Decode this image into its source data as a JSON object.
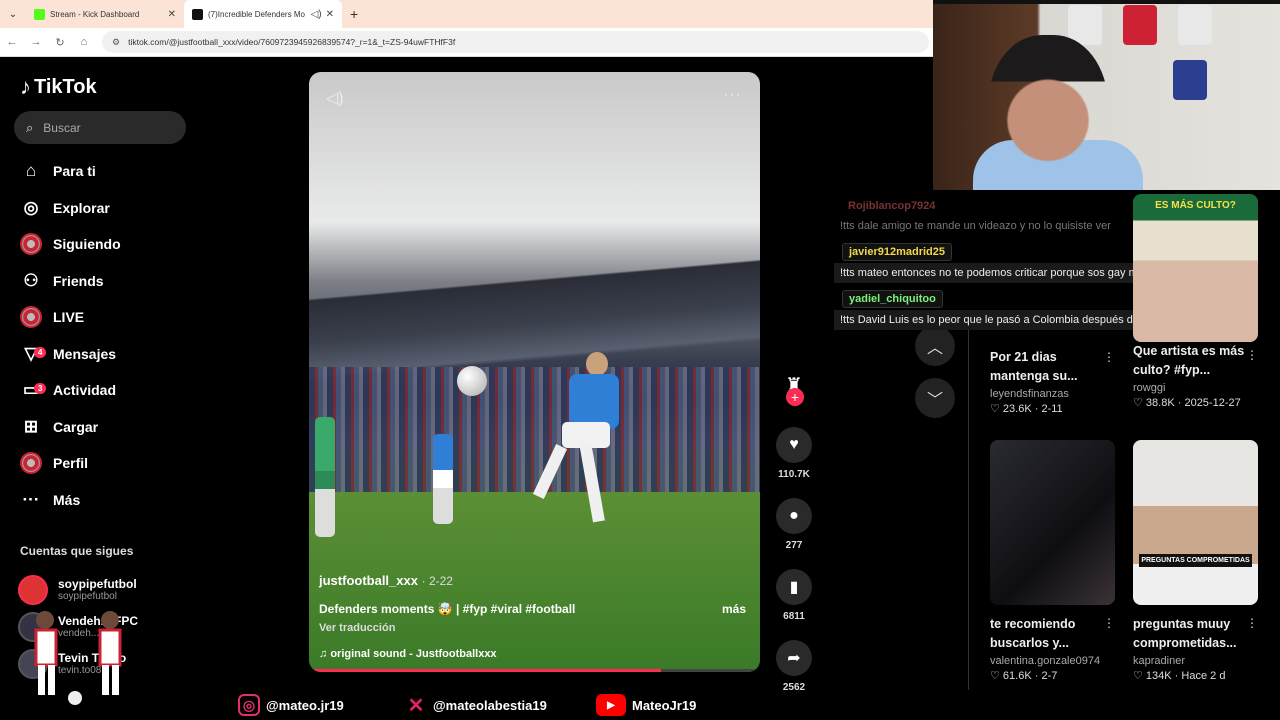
{
  "browser": {
    "tabs": [
      {
        "title": "Stream - Kick Dashboard",
        "favicon_color": "#53fc18"
      },
      {
        "title": "(7)Incredible Defenders Mo",
        "favicon_color": "#111111"
      }
    ],
    "url": "tiktok.com/@justfootball_xxx/video/7609723945926839574?_r=1&_t=ZS-94uwFTHfF3f"
  },
  "sidebar": {
    "logo": "TikTok",
    "search_placeholder": "Buscar",
    "nav": [
      {
        "label": "Para ti",
        "icon": "home-icon",
        "glyph": "⌂",
        "badge": ""
      },
      {
        "label": "Explorar",
        "icon": "compass-icon",
        "glyph": "◎",
        "badge": ""
      },
      {
        "label": "Siguiendo",
        "icon": "following-avatar-icon",
        "glyph": "",
        "badge": ""
      },
      {
        "label": "Friends",
        "icon": "friends-icon",
        "glyph": "⚇",
        "badge": ""
      },
      {
        "label": "LIVE",
        "icon": "live-avatar-icon",
        "glyph": "",
        "badge": ""
      },
      {
        "label": "Mensajes",
        "icon": "messages-icon",
        "glyph": "▽",
        "badge": "4"
      },
      {
        "label": "Actividad",
        "icon": "activity-icon",
        "glyph": "▭",
        "badge": "3"
      },
      {
        "label": "Cargar",
        "icon": "upload-icon",
        "glyph": "⊞",
        "badge": ""
      },
      {
        "label": "Perfil",
        "icon": "profile-avatar-icon",
        "glyph": "",
        "badge": ""
      },
      {
        "label": "Más",
        "icon": "more-icon",
        "glyph": "···",
        "badge": ""
      }
    ],
    "following_title": "Cuentas que sigues",
    "following": [
      {
        "name": "soypipefutbol",
        "handle": "soypipefutbol"
      },
      {
        "name": "Vendeh... FPC",
        "handle": "vendeh..."
      },
      {
        "name": "Tevin To... o",
        "handle": "tevin.to08"
      }
    ]
  },
  "video": {
    "author": "justfootball_xxx",
    "date": "2-22",
    "caption": "Defenders moments 🤯 | #fyp #viral #football",
    "more": "más",
    "translate": "Ver traducción",
    "sound": "original sound - Justfootballxxx",
    "progress": 0.78
  },
  "actions": {
    "likes": "110.7K",
    "comments": "277",
    "saves": "6811",
    "shares": "2562"
  },
  "chat": [
    {
      "user": "Rojiblancop7924",
      "message": "!tts dale amigo te mande un videazo y no lo quisiste ver",
      "faded": true,
      "color": "yellow"
    },
    {
      "user": "javier912madrid25",
      "message": "!tts mateo entonces no te podemos criticar porque sos gay mateo",
      "faded": false,
      "color": "yellow"
    },
    {
      "user": "yadiel_chiquitoo",
      "message": "!tts David Luis es lo peor que le pasó a Colombia después de Lautaro",
      "faded": false,
      "color": "green"
    }
  ],
  "cards": [
    {
      "title": "Por 21 dias mantenga su...",
      "author": "leyendsfinanzas",
      "likes": "23.6K",
      "date": "2-11"
    },
    {
      "title": "Que artista es más culto? #fyp...",
      "author": "rowggi",
      "likes": "38.8K",
      "date": "2025-12-27",
      "thumb_text": "ES MÁS CULTO?"
    },
    {
      "title": "te recomiendo buscarlos y...",
      "author": "valentina.gonzale0974",
      "likes": "61.6K",
      "date": "2-7"
    },
    {
      "title": "preguntas muuy comprometidas...",
      "author": "kapradiner",
      "likes": "134K",
      "date": "Hace 2 d",
      "thumb_text": "PREGUNTAS COMPROMETIDAS"
    }
  ],
  "socials": [
    {
      "handle": "@mateo.jr19",
      "icon": "instagram-icon",
      "color": "#e1306c"
    },
    {
      "handle": "@mateolabestia19",
      "icon": "x-icon",
      "color": "#e0245e"
    },
    {
      "handle": "MateoJr19",
      "icon": "youtube-icon",
      "color": "#ff0000"
    }
  ]
}
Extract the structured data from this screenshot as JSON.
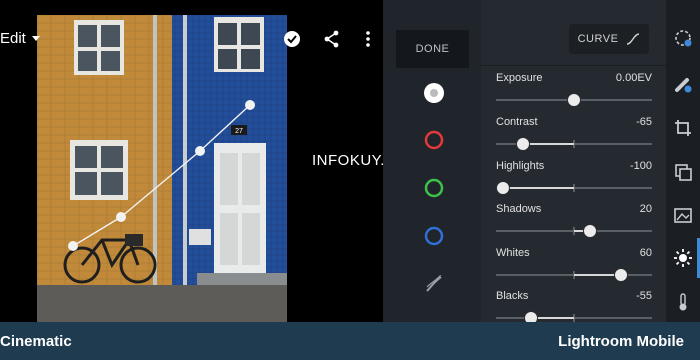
{
  "toolbar": {
    "edit_label": "Edit",
    "icons": [
      "check-circle-icon",
      "share-icon",
      "more-vertical-icon"
    ]
  },
  "watermark": "INFOKUY.NET",
  "photo_house_number": "27",
  "tools": {
    "done_label": "DONE",
    "channels": [
      {
        "name": "white-channel-icon",
        "color": "#ffffff"
      },
      {
        "name": "red-channel-icon",
        "color": "#e23a3a"
      },
      {
        "name": "green-channel-icon",
        "color": "#3ec14a"
      },
      {
        "name": "blue-channel-icon",
        "color": "#2f6fd6"
      },
      {
        "name": "point-curve-icon",
        "color": "#9aa0a6"
      }
    ]
  },
  "panel": {
    "curve_label": "CURVE",
    "sliders": [
      {
        "label": "Exposure",
        "value": "0.00EV",
        "level": 0.0
      },
      {
        "label": "Contrast",
        "value": "-65",
        "level": -0.65
      },
      {
        "label": "Highlights",
        "value": "-100",
        "level": -1.0
      },
      {
        "label": "Shadows",
        "value": "20",
        "level": 0.2
      },
      {
        "label": "Whites",
        "value": "60",
        "level": 0.6
      },
      {
        "label": "Blacks",
        "value": "-55",
        "level": -0.55
      }
    ]
  },
  "rail": {
    "icons": [
      "presets-icon",
      "auto-heal-icon",
      "crop-icon",
      "versions-icon",
      "selective-icon",
      "light-icon",
      "temperature-icon"
    ],
    "active": "light-icon"
  },
  "bottom": {
    "left_caption": "Cinematic",
    "right_caption": "Lightroom Mobile"
  },
  "colors": {
    "panel_bg": "#252a30",
    "tools_bg": "#20252b",
    "bottom_bar": "#1f3b50",
    "accent": "#3c8ad8"
  }
}
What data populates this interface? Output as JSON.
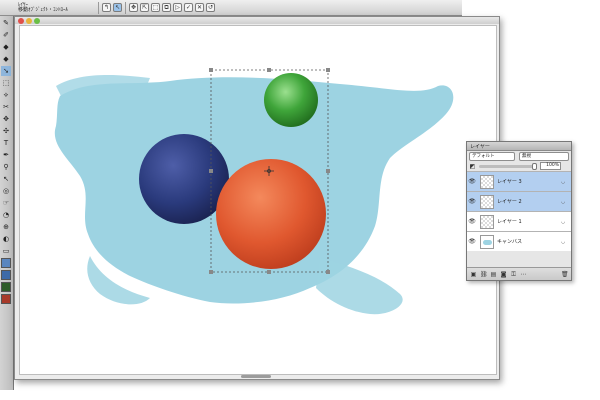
{
  "propbar": {
    "tool_line1": "ﾚｲﾔｰ",
    "tool_line2": "移動ｵﾌﾞｼﾞｪｸﾄ・ｺﾝﾄﾛｰﾙ",
    "buttons": [
      {
        "icon": "move-layer-icon"
      },
      {
        "icon": "select-arrow-icon"
      },
      {
        "icon": "align-icon"
      },
      {
        "icon": "arrange-icon"
      },
      {
        "icon": "transform-icon"
      },
      {
        "icon": "distort-icon"
      },
      {
        "icon": "play-icon"
      },
      {
        "icon": "commit-icon"
      },
      {
        "icon": "cancel-icon"
      },
      {
        "icon": "reset-icon"
      }
    ]
  },
  "tools": [
    "✎",
    "✐",
    "◆",
    "◆",
    "➘",
    "⬚",
    "⟡",
    "✂",
    "✥",
    "✣",
    "T",
    "✒",
    "⚲",
    "↖",
    "◎",
    "☞",
    "◔",
    "⊕",
    "◐",
    "▭"
  ],
  "colors": {
    "background": "#ffffff",
    "blue_paint": "#9dd3e2",
    "navy_ball": "#2a3a7c",
    "orange_ball": "#e0582f",
    "green_ball": "#3fa53a",
    "selection_accent": "#b3cff0",
    "brand_swatches": [
      "#5a86bf",
      "#3d6aa8",
      "#2f5d2a",
      "#a83a2a"
    ]
  },
  "layers_panel": {
    "title": "レイヤー",
    "composite_method": "デフォルト",
    "preserve": "無視",
    "opacity": "100%",
    "opacity_value": 1.0,
    "layers": [
      {
        "name": "レイヤー 3",
        "visible": true,
        "selected": true,
        "type": "layer"
      },
      {
        "name": "レイヤー 2",
        "visible": true,
        "selected": true,
        "type": "layer"
      },
      {
        "name": "レイヤー 1",
        "visible": true,
        "selected": false,
        "type": "layer"
      },
      {
        "name": "キャンバス",
        "visible": true,
        "selected": false,
        "type": "canvas"
      }
    ]
  }
}
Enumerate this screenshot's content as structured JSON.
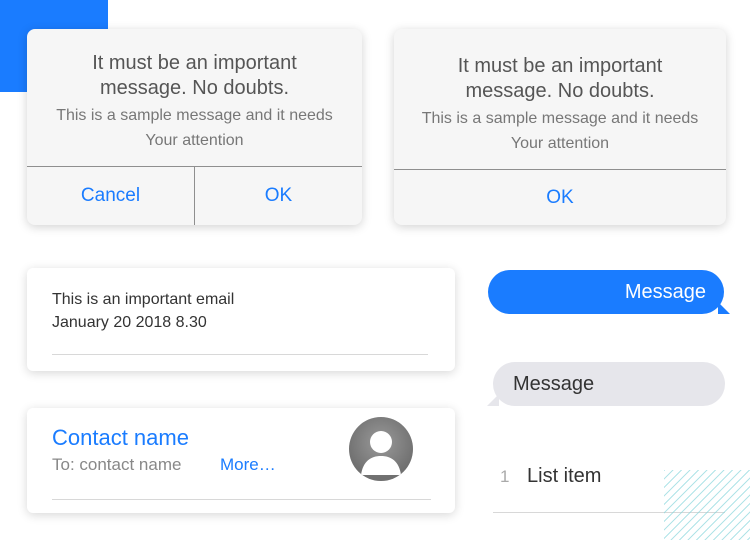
{
  "colors": {
    "accent": "#1a7cff",
    "alert_bg": "#f6f6f6",
    "incoming_bubble": "#e6e6eb",
    "stripe": "#87d6dc"
  },
  "alert_two_button": {
    "title": "It must be an important message. No doubts.",
    "message": "This is a sample message and it needs Your attention",
    "cancel_label": "Cancel",
    "ok_label": "OK"
  },
  "alert_one_button": {
    "title": "It must be an important message. No doubts.",
    "message": "This is a sample message and it needs Your attention",
    "ok_label": "OK"
  },
  "email_card": {
    "subject": "This is an important email",
    "date": "January 20 2018  8.30"
  },
  "contact_card": {
    "name": "Contact name",
    "to": "To: contact name",
    "more_label": "More…",
    "avatar_icon": "person-avatar-icon"
  },
  "messages": {
    "outgoing": "Message",
    "incoming": "Message"
  },
  "list": {
    "items": [
      {
        "number": "1",
        "label": "List item"
      }
    ]
  }
}
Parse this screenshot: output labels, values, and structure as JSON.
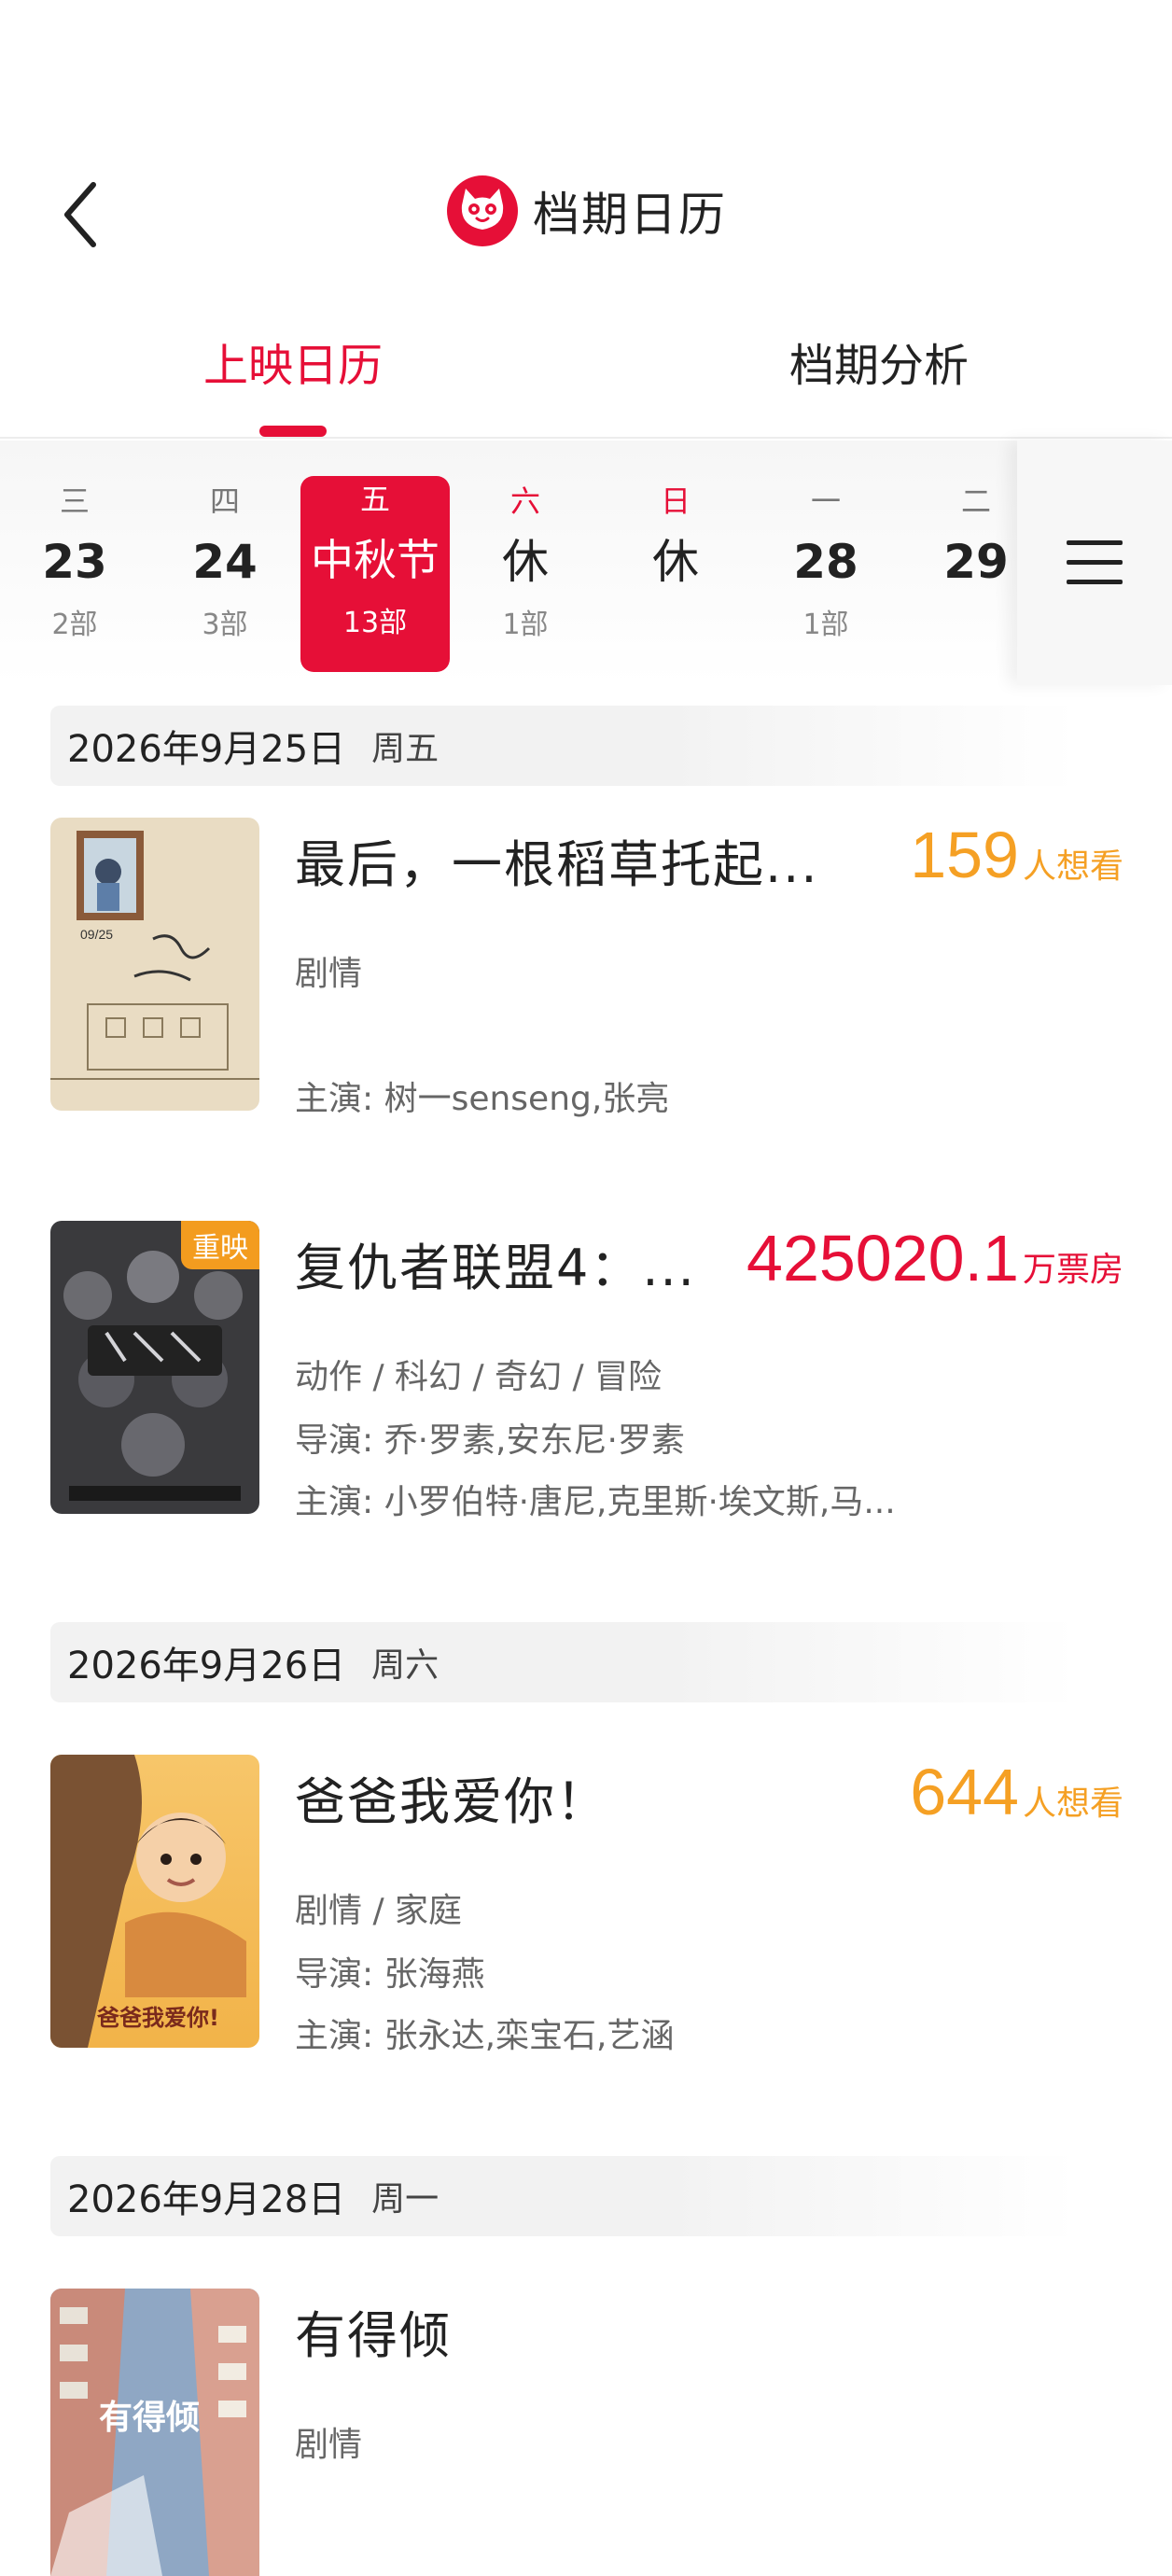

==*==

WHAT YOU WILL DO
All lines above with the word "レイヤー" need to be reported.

YOUR SOLUTION
    "title": "レイヤー",
        "name": "レイヤー 3",
        "name": "レイヤー 2",
        "name": "レイヤー 1",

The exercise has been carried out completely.